It was this line of thinking that compelled me to scrap my first draft. Instead of criticizing and dismissing this effort maybe, just maybe, I can write something that might encourage dreamers to seize the moment or, as Jason Wilson, often writes, “Control the Narrative.”
|Demolition in the Wells-Goodfellow neighborhood|
Dorsey and Pulte shouldn’t be portrayed as “bad guys.” They are tried and true entrepreneurs whose success is based on out-of-the-box thinking. From what I’ve read, they seem to have a genuine desire to make a difference in St. Louis.
Dorsey, our very own version of Bill Gates, said, “I’ve always looked for ways to give back to the city that gave so much to me.”
I also like the fact that this initiative isn’t Pulte’s first rodeo. He’s spent the past six years or so raising hundreds of thousands of dollars from the private sector to tackle Detroit’s vacancy problem.
The two have been very clear that they want community input and involvement. My hope is that these visionaries don’t solely rely on the same ole stale, vision-less leaders for direction. The challenge as I see it, is for black folk, those already doing the hard work of revitalizing poor neighborhoods, to grab the reigns of this endeavor and reclaim the narrative.
My hope is that these visionaries don’t solely rely on the same ole stale, vision-less leaders for direction.
I’m no politician, I’m no developer. I’m just a guy born-and-raised in St. Louis who has spent more than 30 years writing about our unique perils and possibilities. I’m the founder of a program that teaches young people how to grow food and make marketable products. I’m a frustrated dreamer who’s arrived at the conclusion that the only way to reverse the negative trends in black communities is to empower extraordinary, ordinary black people to create the change we all seek.
How do we do that? Well, it goes a bit further than simple demolition. In my view, it means a government-funded land-ownership program. Can Dorsey and Pulte work with the city to raise funds to not only buy vacant buildings and land but provide stipends to help people, particularly young people, own land, rehab buildings and start small businesses in North St. Louis?
Changing the narrative means challenging the status quo. It means developing a plan with real numbers and demanding that some of those billions doled out to the rich be allocated to neighborhoods of need. It means enlisting individuals, organizations and nonprofits outside of Krewson’s comfort zone. It might mean recruiting Krewson and Boyd’s nemesis, Treasurer Tishaura Jones. I can think of no better person to show us how public resources can be used to empower the public. Hate on her if you must, but the treasurer’s office has helped thousands of young people open college savings accounts with parking revenue funds.

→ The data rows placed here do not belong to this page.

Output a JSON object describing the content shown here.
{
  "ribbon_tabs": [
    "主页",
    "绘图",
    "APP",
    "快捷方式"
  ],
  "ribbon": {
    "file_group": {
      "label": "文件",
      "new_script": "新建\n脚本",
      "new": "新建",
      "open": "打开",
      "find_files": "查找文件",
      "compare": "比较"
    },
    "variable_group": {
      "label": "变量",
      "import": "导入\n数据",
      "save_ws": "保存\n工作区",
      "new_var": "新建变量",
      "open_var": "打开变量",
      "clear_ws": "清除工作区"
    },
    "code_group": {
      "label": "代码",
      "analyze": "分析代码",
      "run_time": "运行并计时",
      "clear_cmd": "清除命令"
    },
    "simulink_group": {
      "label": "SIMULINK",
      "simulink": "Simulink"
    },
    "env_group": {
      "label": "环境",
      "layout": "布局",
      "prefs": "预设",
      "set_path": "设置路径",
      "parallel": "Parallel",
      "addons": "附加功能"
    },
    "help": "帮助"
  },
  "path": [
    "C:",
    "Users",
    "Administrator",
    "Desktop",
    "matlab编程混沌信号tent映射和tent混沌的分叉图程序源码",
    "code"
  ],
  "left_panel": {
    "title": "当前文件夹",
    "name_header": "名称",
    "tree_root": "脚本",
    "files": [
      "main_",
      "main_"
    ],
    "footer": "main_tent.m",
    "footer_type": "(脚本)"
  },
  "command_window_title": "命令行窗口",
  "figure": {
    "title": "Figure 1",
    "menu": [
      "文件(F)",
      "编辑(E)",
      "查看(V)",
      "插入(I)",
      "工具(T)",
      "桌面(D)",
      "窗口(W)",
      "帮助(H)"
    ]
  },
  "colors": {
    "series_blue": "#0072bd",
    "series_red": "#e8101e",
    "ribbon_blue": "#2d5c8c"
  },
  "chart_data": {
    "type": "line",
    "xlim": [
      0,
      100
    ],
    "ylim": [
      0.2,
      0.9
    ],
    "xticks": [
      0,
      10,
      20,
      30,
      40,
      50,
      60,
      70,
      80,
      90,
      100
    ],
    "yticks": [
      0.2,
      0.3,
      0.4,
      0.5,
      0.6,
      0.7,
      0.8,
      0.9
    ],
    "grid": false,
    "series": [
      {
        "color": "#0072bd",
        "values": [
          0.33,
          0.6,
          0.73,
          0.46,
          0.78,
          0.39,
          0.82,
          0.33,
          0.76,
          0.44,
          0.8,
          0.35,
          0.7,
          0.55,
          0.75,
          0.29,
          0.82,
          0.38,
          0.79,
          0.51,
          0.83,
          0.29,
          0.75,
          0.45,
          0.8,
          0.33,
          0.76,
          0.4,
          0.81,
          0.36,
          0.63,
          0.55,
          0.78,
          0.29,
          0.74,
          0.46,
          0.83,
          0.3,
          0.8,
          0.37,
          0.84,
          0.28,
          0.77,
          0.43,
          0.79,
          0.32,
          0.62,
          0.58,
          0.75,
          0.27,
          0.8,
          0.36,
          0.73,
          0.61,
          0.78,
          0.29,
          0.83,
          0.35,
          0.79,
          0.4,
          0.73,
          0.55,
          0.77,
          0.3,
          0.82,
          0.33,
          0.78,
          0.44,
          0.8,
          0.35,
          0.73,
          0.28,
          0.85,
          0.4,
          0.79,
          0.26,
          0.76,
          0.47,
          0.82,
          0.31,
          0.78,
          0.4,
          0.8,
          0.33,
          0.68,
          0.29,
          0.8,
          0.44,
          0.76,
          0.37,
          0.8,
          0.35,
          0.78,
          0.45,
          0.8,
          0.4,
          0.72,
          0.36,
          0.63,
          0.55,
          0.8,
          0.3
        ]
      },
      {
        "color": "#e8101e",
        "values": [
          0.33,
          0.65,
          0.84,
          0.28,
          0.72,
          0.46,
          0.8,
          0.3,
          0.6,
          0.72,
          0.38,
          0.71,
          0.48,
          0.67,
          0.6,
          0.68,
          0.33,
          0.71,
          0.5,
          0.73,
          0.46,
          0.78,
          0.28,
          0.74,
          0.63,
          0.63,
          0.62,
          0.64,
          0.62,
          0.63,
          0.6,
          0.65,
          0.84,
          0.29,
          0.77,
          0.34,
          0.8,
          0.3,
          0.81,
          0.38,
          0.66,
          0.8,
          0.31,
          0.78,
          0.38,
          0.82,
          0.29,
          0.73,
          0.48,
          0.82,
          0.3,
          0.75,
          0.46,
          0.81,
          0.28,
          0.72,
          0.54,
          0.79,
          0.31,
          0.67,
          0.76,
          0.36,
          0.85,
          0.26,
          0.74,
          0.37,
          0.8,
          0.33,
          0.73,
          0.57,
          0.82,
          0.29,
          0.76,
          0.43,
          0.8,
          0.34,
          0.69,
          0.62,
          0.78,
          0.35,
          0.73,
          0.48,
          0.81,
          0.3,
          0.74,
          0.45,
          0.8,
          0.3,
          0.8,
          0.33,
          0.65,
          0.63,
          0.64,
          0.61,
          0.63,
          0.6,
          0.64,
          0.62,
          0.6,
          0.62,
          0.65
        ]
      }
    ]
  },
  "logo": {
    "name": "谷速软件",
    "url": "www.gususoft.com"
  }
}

Unfortunately, we live in a region with a long history of ignoring black people…their neighborhoods, their schools, their struggles, their historical disadvantages and their potential to save themselves. We are defined by crime, not our creativity or resilience. Vision-less leaders offer little solutions beyond increasing the police force and employing the national guard.
In my new book, I state that we have everything we need to change the narrative. I’m convinced that if Dorsey and Pulte sat in a room with the likes of Friendly Temple Church, Better Family Life, Beloved Streets of America, Good Life Growing Inc., developer Kevin Bryant, Ald. John Muhammad, Virvus Jones, Cheryl Walker, Jason Wilson and, of course, the Sweet Potato Project, they’d walk away with a vibrant, self-sustaining vision that compliments their stated desires in North St. Louis.
Black folk can gripe and moan, focus on racial inequities, criticize and castigate all day long. Or, we can step up and boldly step forward with our own plan, our own vision. Maybe I’m just an old naïve dreamer but I sincerely believe we can indeed control our own narrative and our own destinies.
Sylvester Brown, Jr. is a former columnist for the St. Louis Post-Dispatch, the founder of the Sweet Potato Project, an entrepreneurial program for urban youth and the author of the newly released book “When We Listen: Recognizing the Potential of Urban Youth.”